Group therapy is often an excellent complementary approach to other forms of therapy. In addition to processing their thoughts and feelings directly with a skilled facilitator, residents are invited to share their experiences with their peers in a supervised clinical environment. Group therapy is an important component of Zion Hill’s positive peer culture, which helps students learn through others’ experiences and by playing an important role in facilitating the growth and healing of other students.
Developmental Object Relations Treatment:
Trauma Focused Cognitive Behavioral Therapy (TF-CBT) is an evidence-based psychotherapy that aims at addressing the needs of children and adolescents (ages 3 to 18) with Post-Traumatic Stress Disorder (PTSD) and other difficulties related to traumatic life events. The goal of TF-CBT is to provide psychoeducation to both the child and the caregivers and help them to identify and cope with emotions, thoughts and behaviors. Research has shown TF-CBT to be effective in treating childhood Post-traumatic Stress Disorder (PTSD) and children who have experienced traumatic events.

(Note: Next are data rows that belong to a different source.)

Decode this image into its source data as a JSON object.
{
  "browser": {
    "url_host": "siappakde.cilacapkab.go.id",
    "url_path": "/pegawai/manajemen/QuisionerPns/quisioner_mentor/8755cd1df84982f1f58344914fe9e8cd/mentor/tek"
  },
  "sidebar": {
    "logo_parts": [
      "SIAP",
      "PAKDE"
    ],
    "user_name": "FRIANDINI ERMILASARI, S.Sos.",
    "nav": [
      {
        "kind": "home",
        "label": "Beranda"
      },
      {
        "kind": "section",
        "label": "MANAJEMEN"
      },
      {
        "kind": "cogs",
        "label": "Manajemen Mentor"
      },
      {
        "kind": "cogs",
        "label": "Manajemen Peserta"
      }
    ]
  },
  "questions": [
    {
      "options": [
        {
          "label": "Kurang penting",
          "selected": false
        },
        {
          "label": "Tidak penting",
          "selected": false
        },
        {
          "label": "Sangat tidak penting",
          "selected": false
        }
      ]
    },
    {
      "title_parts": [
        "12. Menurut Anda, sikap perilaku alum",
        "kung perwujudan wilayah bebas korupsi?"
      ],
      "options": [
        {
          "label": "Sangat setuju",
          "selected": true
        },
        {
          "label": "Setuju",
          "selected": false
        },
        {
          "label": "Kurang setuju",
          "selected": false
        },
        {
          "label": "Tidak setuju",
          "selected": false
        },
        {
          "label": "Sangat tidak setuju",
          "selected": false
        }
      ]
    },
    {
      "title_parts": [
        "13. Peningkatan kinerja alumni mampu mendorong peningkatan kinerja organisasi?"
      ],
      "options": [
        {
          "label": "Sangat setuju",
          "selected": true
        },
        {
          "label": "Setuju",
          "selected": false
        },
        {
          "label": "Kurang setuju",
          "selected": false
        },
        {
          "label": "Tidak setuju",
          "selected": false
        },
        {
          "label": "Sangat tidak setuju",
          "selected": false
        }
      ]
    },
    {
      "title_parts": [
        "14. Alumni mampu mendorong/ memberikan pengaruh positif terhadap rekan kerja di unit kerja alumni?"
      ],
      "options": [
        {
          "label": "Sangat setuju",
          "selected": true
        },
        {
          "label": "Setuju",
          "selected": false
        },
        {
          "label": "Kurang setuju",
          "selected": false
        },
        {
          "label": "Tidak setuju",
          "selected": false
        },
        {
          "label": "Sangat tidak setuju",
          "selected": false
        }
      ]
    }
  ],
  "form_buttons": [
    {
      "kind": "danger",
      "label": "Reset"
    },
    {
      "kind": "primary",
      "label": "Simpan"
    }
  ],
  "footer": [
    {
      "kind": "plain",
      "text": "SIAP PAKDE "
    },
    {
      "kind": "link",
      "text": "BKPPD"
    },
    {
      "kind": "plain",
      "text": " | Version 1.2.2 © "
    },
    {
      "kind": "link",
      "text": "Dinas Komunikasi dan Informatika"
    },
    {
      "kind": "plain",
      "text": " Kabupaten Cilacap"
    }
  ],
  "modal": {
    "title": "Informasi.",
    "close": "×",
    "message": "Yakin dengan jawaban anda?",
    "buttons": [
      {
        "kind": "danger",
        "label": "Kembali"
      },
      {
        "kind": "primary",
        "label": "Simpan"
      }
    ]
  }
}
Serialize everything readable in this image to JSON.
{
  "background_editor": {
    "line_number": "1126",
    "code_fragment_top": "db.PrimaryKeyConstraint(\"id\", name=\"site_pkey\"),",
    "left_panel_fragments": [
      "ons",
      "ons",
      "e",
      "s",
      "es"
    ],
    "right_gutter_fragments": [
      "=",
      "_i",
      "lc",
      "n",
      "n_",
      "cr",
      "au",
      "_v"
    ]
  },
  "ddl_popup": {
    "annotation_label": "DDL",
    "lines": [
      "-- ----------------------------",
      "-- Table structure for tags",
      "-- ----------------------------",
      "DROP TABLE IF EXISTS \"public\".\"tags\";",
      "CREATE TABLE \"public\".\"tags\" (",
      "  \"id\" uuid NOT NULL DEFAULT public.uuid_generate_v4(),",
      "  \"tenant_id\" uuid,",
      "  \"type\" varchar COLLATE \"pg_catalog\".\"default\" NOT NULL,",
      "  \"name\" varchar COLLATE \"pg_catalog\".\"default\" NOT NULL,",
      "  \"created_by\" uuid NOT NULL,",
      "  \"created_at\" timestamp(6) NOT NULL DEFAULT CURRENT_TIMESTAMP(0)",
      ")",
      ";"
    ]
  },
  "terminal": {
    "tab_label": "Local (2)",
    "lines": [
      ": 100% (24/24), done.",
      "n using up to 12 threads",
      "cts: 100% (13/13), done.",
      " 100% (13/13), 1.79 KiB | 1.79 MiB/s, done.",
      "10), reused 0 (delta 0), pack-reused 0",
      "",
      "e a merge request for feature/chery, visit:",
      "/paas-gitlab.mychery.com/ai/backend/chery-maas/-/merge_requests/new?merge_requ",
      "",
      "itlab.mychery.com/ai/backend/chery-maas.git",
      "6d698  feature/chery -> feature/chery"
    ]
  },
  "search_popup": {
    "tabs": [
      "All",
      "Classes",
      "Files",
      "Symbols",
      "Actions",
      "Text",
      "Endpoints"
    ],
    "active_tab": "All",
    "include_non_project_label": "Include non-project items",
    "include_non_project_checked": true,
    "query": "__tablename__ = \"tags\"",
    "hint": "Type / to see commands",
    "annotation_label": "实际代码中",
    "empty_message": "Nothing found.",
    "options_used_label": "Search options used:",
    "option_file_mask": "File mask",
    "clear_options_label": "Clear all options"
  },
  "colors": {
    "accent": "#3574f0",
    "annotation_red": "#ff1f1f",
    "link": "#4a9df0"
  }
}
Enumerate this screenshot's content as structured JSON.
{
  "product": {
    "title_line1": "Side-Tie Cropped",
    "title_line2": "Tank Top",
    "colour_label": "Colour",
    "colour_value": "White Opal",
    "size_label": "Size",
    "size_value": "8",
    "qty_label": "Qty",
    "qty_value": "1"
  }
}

EMDR, or eye movement desensitization and reprocessing, is a technique that’s used to help individuals process disturbing memories. It’s often used as an approach to help people suffering with Post Traumatic Stress Disorder (PTSD). This therapy is usually employed when an individual has made enough progress in TF-CBT that this type of deeper treatment is indicated and safe. When students receive EMDR treatment, they typically recall difficult memories while following a therapist’s instructions regarding eye movements and other external stimuli. Numerous clinical studies have shown EMDR therapy is an effective, non-invasive strategy for helping process traumatic memories over time.
Experiential therapy builds on the work done through other forms of treatment, such as group therapy or individual counseling and general daily experiences that can help teach and develop different, healthier thought patterns. The “experience” itself varies based on the needs and interests of the student, and could range from music to art to outdoor therapy. By taking action, students are empowered to take an active role in their own recoveries and find a way to meaningfully integrate what they are learning in other contexts into the physical world and their day-to-day lives.